Calendars and lists, oh my
One of our primary ways of staying productive is with regard to how we do time management: the two of us, as well as each child, have their own calendar through a hosted Google Apps domain. In much the same way that you’d find in a workplace, everyone’s appointments are entered into their calendars (with appropriate reminders, if need be), and synchronized instantaneously across our mobile devices.
Organizing our calendars this way provides us adults with glanceable information about what’s going on for the next couple of days, and since we also have access to the information through GMail’s web interface, we conduct both short- and long-term planning of weekdays and weekends with ease.
With the matter of who goes where at what time taken care of, we arrive at the more mundane – yet in no way less important – of tasks: what’s for dinner.
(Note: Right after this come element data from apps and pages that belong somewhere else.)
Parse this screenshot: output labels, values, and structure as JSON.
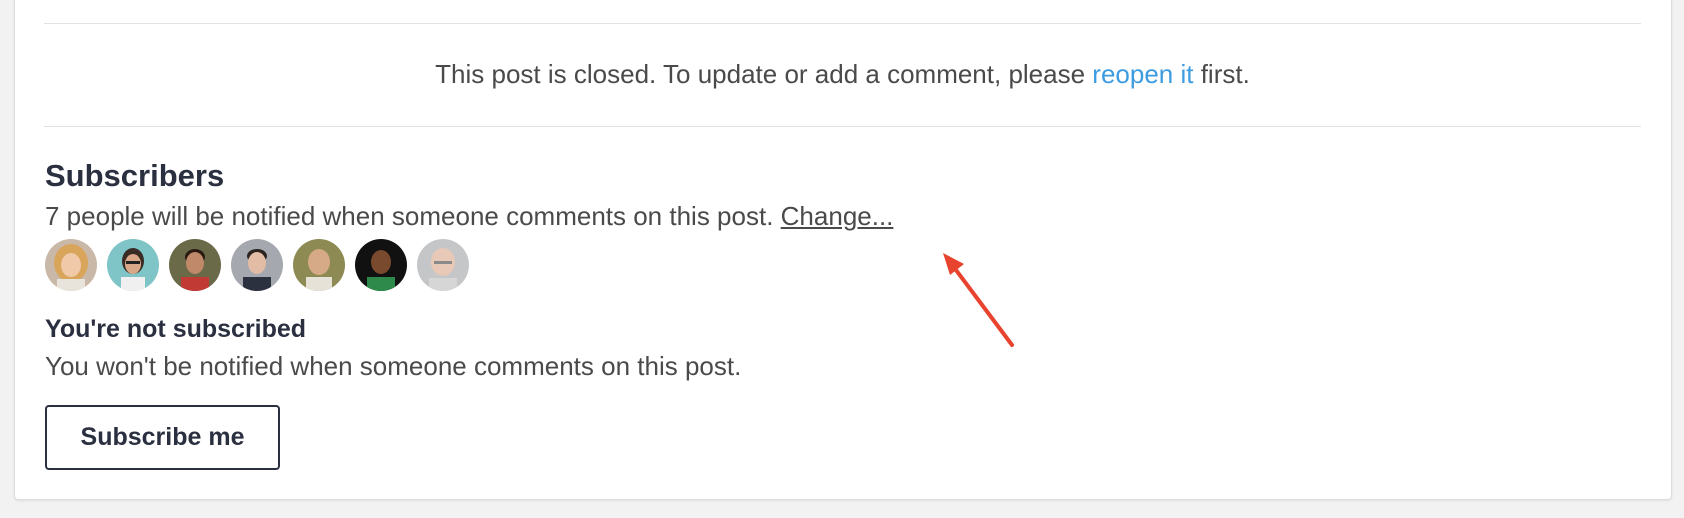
{
  "closed_notice": {
    "before": "This post is closed. To update or add a comment, please ",
    "link": "reopen it",
    "after": " first."
  },
  "subscribers": {
    "title": "Subscribers",
    "description": "7 people will be notified when someone comments on this post. ",
    "change_link": "Change...",
    "avatars": [
      {
        "name": "subscriber-avatar-1"
      },
      {
        "name": "subscriber-avatar-2"
      },
      {
        "name": "subscriber-avatar-3"
      },
      {
        "name": "subscriber-avatar-4"
      },
      {
        "name": "subscriber-avatar-5"
      },
      {
        "name": "subscriber-avatar-6"
      },
      {
        "name": "subscriber-avatar-7"
      }
    ]
  },
  "subscription_status": {
    "title": "You're not subscribed",
    "description": "You won't be notified when someone comments on this post.",
    "button_label": "Subscribe me"
  },
  "annotation": {
    "arrow_color": "#e8432e",
    "icon": "arrow-pointer-icon"
  },
  "colors": {
    "link": "#3d9be0",
    "heading": "#2b3040",
    "text": "#4a4a4a"
  }
}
Using Wunderlist, which also synchronizes across our mobile devices, we create weekly menus and, based upon the menus, shopping lists. Furthermore, we add stock ingredients prior to – well, running out of stock.
This way, whomever does the shopping knows exactly what to get, eliminating the need for hastily drawn-up shopping lists replete with holes (hey, I’m no better than the next lad), or having to go back because something was forgotten. In addition, we use Wunderlist for tracking easily missed chores or tasks such as cleaning out the gutters or refilling motor oil. Truth be told, though: we could do with some improvement on the latter point.
Once the mundane matters have been done away with and we’re well fed, our attention wanders in different ways; you’ll often find me writing the things that you’re reading right now, whereas the rest of the family typically enjoys a bit of entertainment. We’re pretty light users in this department, but disregarding the daily dose of children’s TV, we’ve also bent media to our will.
Courtesy of a dedicated file server, Gigabit Ethernet, Wireless N, Android tablets, PCs and a jailbroken Apple TV, we stream family photos, music, TV shows and movies at our leisure and on our device of preference, as opposed to having to adapt our schedules. Not least is this a benefit because what we’d like to see would otherwise keep us up too late in the evening, and we’re big on getting enough sleep.
For the curious, I could note that all of this is downstream from the file server as of yet; we don’t stream anything from our mobile devices using AirPlay or DLNA, although I suspect we’ll come to make use of such functionality in the future as our system already supports it.
Although the above covers a surprisingly large part of everyday family life, we’re also fortunate enough to have a kindergarten and school that relies on e-mail and an online learning system to disperse information. This provides access to information such as daily, weekly and monthly schedules and activities, adding a greater depth to what we talk with our children about when we’re all at home.
Additionally, we also use Evernote for storing reference information of various kinds – both personal and common, and although we don’t use its notebook sharing feature right now I suspect we’ll do so very soon. Recipes, receipts and bus tables are just a few examples of information that we now access digitally (most often on our tablets and smartphones) rather than having to lug and archive their analogue counterparts.
Lastly, lest anyone should think otherwise, the tools and methods we apply do not distance us from one another; rather, it allows for closer, more efficient collaboration and time saved that we can spend with one another. As always, it’s the tools themselves that dictate the outcome: it’s how you use them.
If you have any clever solutions for saving time or simplifying matters on the home front, feel free to pitch in below in the comments – I’m sure we’ll all appreciate it.